▶ **What you will do**:
Set the records down again, exactly, without their images.

BEGIN

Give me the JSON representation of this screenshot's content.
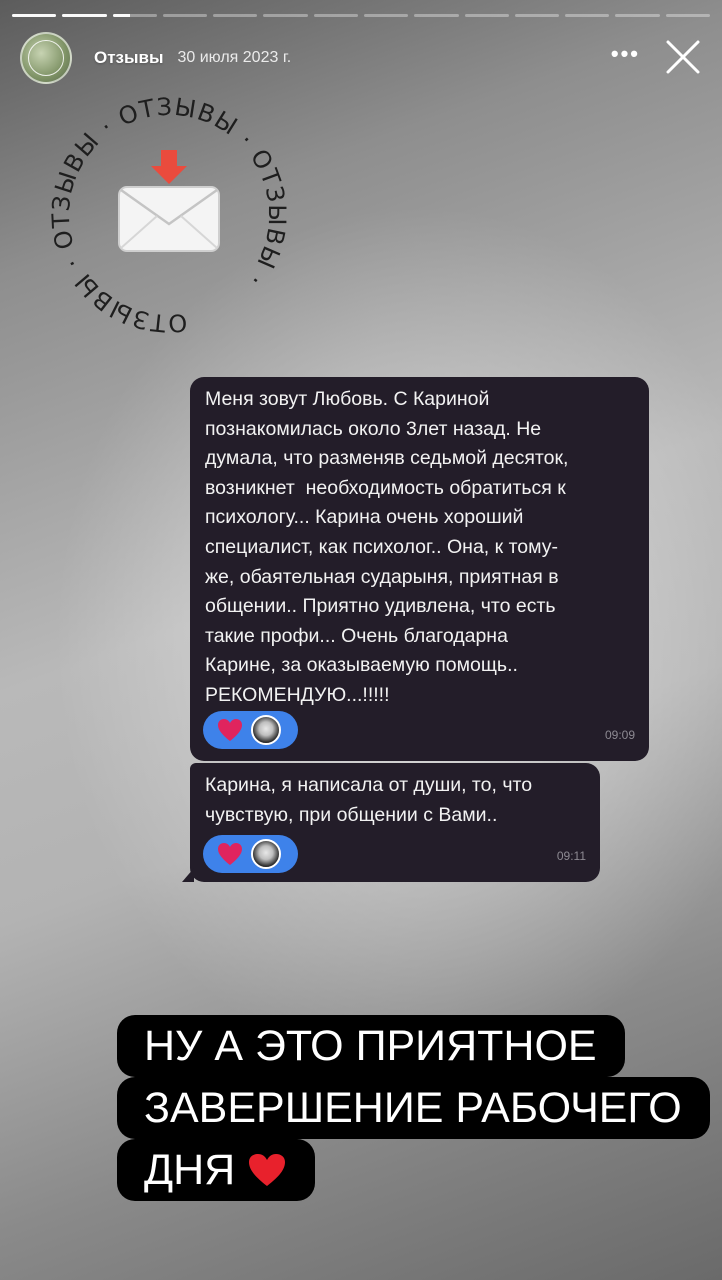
{
  "story": {
    "segments": [
      1,
      1,
      0.4,
      0,
      0,
      0,
      0,
      0,
      0,
      0,
      0,
      0,
      0,
      0
    ],
    "account": "Отзывы",
    "date": "30 июля 2023 г.",
    "more_icon": "ellipsis-icon",
    "close_icon": "close-icon"
  },
  "sticker": {
    "ring_text": "ОТЗЫВЫ · ОТЗЫВЫ · ОТЗЫВЫ · ОТЗЫВЫ · ",
    "icon": "envelope-with-down-arrow-icon"
  },
  "messages": [
    {
      "lines": [
        "Меня зовут Любовь. С Кариной",
        "познакомилась около 3лет назад. Не",
        "думала, что разменяв седьмой десяток,",
        "возникнет  необходимость обратиться к",
        "психологу... Карина очень хороший",
        "специалист, как психолог.. Она, к тому-",
        "же, обаятельная сударыня, приятная в",
        "общении.. Приятно удивлена, что есть",
        "такие профи... Очень благодарна",
        "Карине, за оказываемую помощь..",
        "РЕКОМЕНДУЮ...!!!!!"
      ],
      "reaction": "heart-icon",
      "time": "09:09"
    },
    {
      "lines": [
        "Карина, я написала от души, то, что",
        "чувствую, при общении с Вами.."
      ],
      "reaction": "heart-icon",
      "time": "09:11"
    }
  ],
  "caption": {
    "line1": "НУ А ЭТО ПРИЯТНОЕ",
    "line2": "ЗАВЕРШЕНИЕ РАБОЧЕГО",
    "line3": "ДНЯ",
    "emoji": "red-heart-icon"
  },
  "colors": {
    "bubble": "#231d29",
    "reaction_pill": "#3e82ea",
    "heart": "#e0245e",
    "caption_bg": "#000000"
  }
}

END

▶ **Reply**:
Give me the JSON representation of this screenshot's content.
{
  "story": {
    "segments": [
      1,
      1,
      0.4,
      0,
      0,
      0,
      0,
      0,
      0,
      0,
      0,
      0,
      0,
      0
    ],
    "account": "Отзывы",
    "date": "30 июля 2023 г.",
    "more_icon": "ellipsis-icon",
    "close_icon": "close-icon"
  },
  "sticker": {
    "ring_text": "ОТЗЫВЫ · ОТЗЫВЫ · ОТЗЫВЫ · ОТЗЫВЫ · ",
    "icon": "envelope-with-down-arrow-icon"
  },
  "messages": [
    {
      "lines": [
        "Меня зовут Любовь. С Кариной",
        "познакомилась около 3лет назад. Не",
        "думала, что разменяв седьмой десяток,",
        "возникнет  необходимость обратиться к",
        "психологу... Карина очень хороший",
        "специалист, как психолог.. Она, к тому-",
        "же, обаятельная сударыня, приятная в",
        "общении.. Приятно удивлена, что есть",
        "такие профи... Очень благодарна",
        "Карине, за оказываемую помощь..",
        "РЕКОМЕНДУЮ...!!!!!"
      ],
      "reaction": "heart-icon",
      "time": "09:09"
    },
    {
      "lines": [
        "Карина, я написала от души, то, что",
        "чувствую, при общении с Вами.."
      ],
      "reaction": "heart-icon",
      "time": "09:11"
    }
  ],
  "caption": {
    "line1": "НУ А ЭТО ПРИЯТНОЕ",
    "line2": "ЗАВЕРШЕНИЕ РАБОЧЕГО",
    "line3": "ДНЯ",
    "emoji": "red-heart-icon"
  },
  "colors": {
    "bubble": "#231d29",
    "reaction_pill": "#3e82ea",
    "heart": "#e0245e",
    "caption_bg": "#000000"
  }
}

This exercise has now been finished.